Data about app and page elements
_ _ _ _ _

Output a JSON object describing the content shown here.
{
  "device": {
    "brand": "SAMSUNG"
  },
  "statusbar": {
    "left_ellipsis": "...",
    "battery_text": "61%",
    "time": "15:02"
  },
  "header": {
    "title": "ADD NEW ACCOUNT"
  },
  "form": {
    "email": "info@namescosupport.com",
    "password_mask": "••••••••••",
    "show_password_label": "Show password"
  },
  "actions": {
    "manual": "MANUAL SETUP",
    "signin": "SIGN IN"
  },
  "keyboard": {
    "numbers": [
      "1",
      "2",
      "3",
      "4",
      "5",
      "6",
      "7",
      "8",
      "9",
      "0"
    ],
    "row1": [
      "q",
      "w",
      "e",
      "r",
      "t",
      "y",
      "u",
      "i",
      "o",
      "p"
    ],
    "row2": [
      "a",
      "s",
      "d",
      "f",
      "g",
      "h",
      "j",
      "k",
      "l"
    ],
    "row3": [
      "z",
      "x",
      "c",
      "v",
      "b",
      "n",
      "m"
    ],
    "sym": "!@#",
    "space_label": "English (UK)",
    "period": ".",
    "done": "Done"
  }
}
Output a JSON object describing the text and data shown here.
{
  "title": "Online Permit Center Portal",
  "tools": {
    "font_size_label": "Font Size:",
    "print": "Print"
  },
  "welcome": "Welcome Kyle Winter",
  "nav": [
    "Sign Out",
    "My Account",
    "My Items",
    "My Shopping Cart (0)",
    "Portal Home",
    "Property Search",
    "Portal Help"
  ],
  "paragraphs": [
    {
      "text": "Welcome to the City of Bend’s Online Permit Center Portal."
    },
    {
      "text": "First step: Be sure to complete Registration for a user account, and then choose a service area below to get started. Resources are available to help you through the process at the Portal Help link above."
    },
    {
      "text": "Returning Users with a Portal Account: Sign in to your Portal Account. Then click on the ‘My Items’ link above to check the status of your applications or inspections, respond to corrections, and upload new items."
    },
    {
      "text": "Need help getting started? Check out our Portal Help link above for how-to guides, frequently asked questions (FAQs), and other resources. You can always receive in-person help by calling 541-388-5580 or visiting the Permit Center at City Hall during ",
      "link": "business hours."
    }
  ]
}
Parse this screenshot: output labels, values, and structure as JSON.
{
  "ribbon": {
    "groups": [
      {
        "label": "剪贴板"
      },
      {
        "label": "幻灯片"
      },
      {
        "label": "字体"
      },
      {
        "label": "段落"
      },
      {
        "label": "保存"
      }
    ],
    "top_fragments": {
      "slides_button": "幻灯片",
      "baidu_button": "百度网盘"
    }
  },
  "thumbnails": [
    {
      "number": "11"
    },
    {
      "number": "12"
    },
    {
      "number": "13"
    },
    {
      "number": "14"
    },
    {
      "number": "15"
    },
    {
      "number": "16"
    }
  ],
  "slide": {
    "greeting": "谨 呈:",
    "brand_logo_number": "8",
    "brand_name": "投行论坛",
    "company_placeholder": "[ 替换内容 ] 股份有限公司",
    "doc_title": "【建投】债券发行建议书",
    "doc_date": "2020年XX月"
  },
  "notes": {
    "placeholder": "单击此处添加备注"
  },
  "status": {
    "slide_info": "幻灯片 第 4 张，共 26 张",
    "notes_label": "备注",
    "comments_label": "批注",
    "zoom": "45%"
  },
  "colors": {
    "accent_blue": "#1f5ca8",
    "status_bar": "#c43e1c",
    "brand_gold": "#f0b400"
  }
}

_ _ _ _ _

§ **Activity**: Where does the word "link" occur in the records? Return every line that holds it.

§ **Task response**:
      "text": "First step: Be sure to complete Registration for a user account, and then choose a service area below to get started. Resources are available to help you through the process at the Portal Help link above."
      "text": "Returning Users with a Portal Account: Sign in to your Portal Account. Then click on the ‘My Items’ link above to check the status of your applications or inspections, respond to corrections, and upload new items."
      "text": "Need help getting started? Check out our Portal Help link above for how-to guides, frequently asked questions (FAQs), and other resources. You can always receive in-person help by calling 541-388-5580 or visiting the Permit Center at City Hall during ",
      "link": "business hours."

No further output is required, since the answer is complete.